Ed O'Keefe --- Washington Post
The $1.01 trillion spending bill unveiled late Tuesday will keep most of the federal government funded through next September -- and it's packed with hundreds of policy instructions, known on Capitol Hill as "riders," that will upset or excite Democrats, Republicans and various special interest groups.
So, what's in the bill? We've sifted through the legislation, consulted supporting documents from Democratic and Republican aides, and called out some of the more notable and controversial elements below. (If you want to review detailed reports on all 12 parts of the spending bill, clickhere.)
Please note: This is a fluid report that will be updated to add more detail or correct errors. What notable changes did we miss? What notable changes did you spot? Contact us or share details in the comments section below:
The bill once again bans using federal funding to perform most abortions; blocks the use of local and federal funding for abortions in the District of Columbia; and blocks the use of federal dollars for abortions for federal prisoners. Republicans say that there's also new language directing the secretary of health and human services to ensure that consumers shopping for health-care coverage on the federal exchange can tell whether a plan covers abortion services.
AFFORDABLE CARE ACT:
The law is still funded, but there's no new money for it. There's also no new ACA-related funding for the Internal Revenue Service and the Centers for Medicare and Medicaid Services, the two agencies most responsible for implementing the law.

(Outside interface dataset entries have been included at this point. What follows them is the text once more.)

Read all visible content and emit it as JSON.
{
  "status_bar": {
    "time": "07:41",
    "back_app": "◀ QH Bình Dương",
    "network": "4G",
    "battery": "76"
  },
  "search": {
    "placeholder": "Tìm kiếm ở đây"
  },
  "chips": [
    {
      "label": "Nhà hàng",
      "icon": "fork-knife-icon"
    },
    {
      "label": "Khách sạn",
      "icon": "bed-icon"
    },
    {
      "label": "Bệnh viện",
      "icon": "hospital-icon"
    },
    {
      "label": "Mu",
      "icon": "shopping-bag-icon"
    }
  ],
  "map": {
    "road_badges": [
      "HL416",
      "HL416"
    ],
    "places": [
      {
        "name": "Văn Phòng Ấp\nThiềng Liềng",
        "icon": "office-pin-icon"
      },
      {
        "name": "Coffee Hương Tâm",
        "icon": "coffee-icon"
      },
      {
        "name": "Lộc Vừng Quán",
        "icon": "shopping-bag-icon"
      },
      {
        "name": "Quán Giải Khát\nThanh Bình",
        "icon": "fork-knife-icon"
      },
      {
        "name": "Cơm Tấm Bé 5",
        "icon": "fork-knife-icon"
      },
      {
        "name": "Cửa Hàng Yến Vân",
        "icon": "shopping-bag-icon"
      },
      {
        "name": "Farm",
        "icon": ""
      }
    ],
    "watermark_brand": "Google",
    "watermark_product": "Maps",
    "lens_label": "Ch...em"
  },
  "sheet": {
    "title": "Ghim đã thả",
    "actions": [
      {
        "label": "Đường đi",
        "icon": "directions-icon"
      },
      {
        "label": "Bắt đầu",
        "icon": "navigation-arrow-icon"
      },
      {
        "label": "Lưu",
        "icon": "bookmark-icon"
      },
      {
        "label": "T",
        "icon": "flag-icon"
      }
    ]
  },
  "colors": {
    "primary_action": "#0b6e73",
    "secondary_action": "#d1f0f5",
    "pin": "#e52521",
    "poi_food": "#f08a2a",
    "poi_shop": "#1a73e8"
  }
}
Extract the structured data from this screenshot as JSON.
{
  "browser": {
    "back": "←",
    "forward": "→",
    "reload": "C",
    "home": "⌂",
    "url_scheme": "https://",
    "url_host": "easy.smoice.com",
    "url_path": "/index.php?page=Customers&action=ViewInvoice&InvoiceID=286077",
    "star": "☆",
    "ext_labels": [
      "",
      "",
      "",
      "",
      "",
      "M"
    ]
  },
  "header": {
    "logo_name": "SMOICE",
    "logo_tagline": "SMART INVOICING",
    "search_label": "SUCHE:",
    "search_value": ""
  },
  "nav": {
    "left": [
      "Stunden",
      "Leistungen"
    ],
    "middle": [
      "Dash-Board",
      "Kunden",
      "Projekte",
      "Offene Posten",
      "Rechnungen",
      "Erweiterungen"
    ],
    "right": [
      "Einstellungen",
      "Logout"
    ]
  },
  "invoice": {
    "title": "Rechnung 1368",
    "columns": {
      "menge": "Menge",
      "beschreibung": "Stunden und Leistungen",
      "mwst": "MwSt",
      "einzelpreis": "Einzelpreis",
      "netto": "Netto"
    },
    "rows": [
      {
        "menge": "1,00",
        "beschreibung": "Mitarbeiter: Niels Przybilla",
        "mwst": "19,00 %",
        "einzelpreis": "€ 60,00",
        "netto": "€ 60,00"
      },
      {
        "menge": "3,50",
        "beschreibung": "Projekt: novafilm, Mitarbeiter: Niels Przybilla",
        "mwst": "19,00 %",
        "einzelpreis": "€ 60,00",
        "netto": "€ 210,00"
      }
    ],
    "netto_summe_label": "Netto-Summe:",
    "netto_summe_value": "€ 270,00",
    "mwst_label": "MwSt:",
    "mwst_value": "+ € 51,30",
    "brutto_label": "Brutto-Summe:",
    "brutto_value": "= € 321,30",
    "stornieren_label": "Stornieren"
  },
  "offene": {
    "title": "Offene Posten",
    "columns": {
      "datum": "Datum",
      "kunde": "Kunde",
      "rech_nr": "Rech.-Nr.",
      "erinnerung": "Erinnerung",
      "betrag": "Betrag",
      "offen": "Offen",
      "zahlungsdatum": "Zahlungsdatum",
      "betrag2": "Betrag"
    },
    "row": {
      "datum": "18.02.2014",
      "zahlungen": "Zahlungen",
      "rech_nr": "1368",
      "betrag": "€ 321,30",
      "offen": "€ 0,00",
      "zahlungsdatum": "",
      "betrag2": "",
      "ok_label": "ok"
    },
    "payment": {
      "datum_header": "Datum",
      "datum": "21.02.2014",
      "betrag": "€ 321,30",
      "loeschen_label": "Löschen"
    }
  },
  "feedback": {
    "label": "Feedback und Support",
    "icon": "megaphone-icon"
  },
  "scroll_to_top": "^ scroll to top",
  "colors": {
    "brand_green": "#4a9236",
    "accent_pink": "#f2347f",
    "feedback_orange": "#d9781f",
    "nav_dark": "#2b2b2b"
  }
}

The bill also would cut the budget of the Independent Payment Advisory Board -- what Republicans have called "the death panel" -- by $10 million.
Congress withholds funding for the Afghan government "until certain conditions are met," including implementing the bilateral security agreement reached with the United States.
The nation's rail passenger service earns $1.39 billion, the same amount it currently receives. The rail service carries passengers through 46 states and hit an all-time high of 31.6 million passengers during the last fiscal year, according to Democratic aides.
The bill would dramatically expand the amount of money that wealthy political donors could inject into the national parties, drastically undercutting the 2002 landmark McCain-Feingold campaign finance overhaul. Bottom line: A donor who gave the maximum $32,400 this year to the Democratic National Committee or Republican National Committee would be able to donate another $291,600 on top of that to the party’s additional arms -- a total of $324,000, ten times the current limit. Read more on this here.
CENTERS FOR DISEASE CONTROL:
The agency would get more than $6.9 billion, an increase of about $42.7 million. The nation's leading disease-fighters also get $30 million to help fight Ebola (see below).